Last week, Intel dropped hints that AMD's 130-nm chip yields are somewhat suspect (see April 26 story ). During a question and answer session today, the flamboyant executive from AMD dismissed those accusations--in a rather blunt manner. "How do you spell bullshit?" reponded the AMD executive. "We would put our yields against their yields," he added, referring to Intel of Santa Clara, Calif.
Recently, AMD announced its first 130-nm chips--a line of microprocessors for notebook PCs and related products. The company's 130-nm mobile chips, which are still called Athlon, are based on its so-called "Thoroughbred" core (see April 16 story ).
Its 130-nm technology will also form the basis of its first 32/64-bit Hammer processors. Earlier this year, AMD demonstrated the Hammer, which is geared to run both 32- and 64-bit software (see Feb. 26 story ).
By year's end, AMD will begin delivering its code-named "ClawHammer" product--a 130-nm, 32/64-bit processors for desktops and servers. The "ClawHammer" products will use the company's existing Athlon brand name when they hit the market.
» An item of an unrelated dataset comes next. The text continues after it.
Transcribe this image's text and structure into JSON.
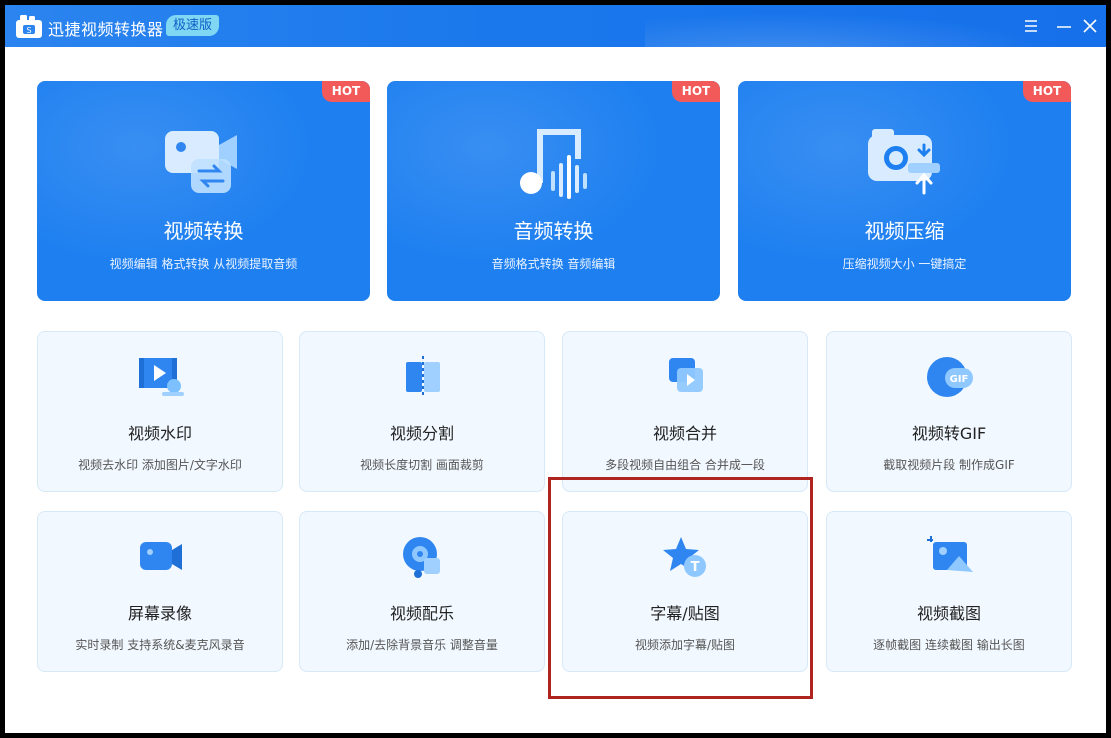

The company is also sampling its high-end Hammer product--dubbed "SledgeHammer," which is also based on 130-nm technology. Last week, AMD renamed the "SledgeHammer" product, which will be known in the marketplace as Opteron. It also announced a major alliance with Microsoft Inc. in the 32/64-bit processor space (see April 24 story ).
"We are sampling Opteron now," Sanders said. The company remains on track to ship products based on its 90-nm (0.09-micron) process by the third quarter of 2003, Sanders said.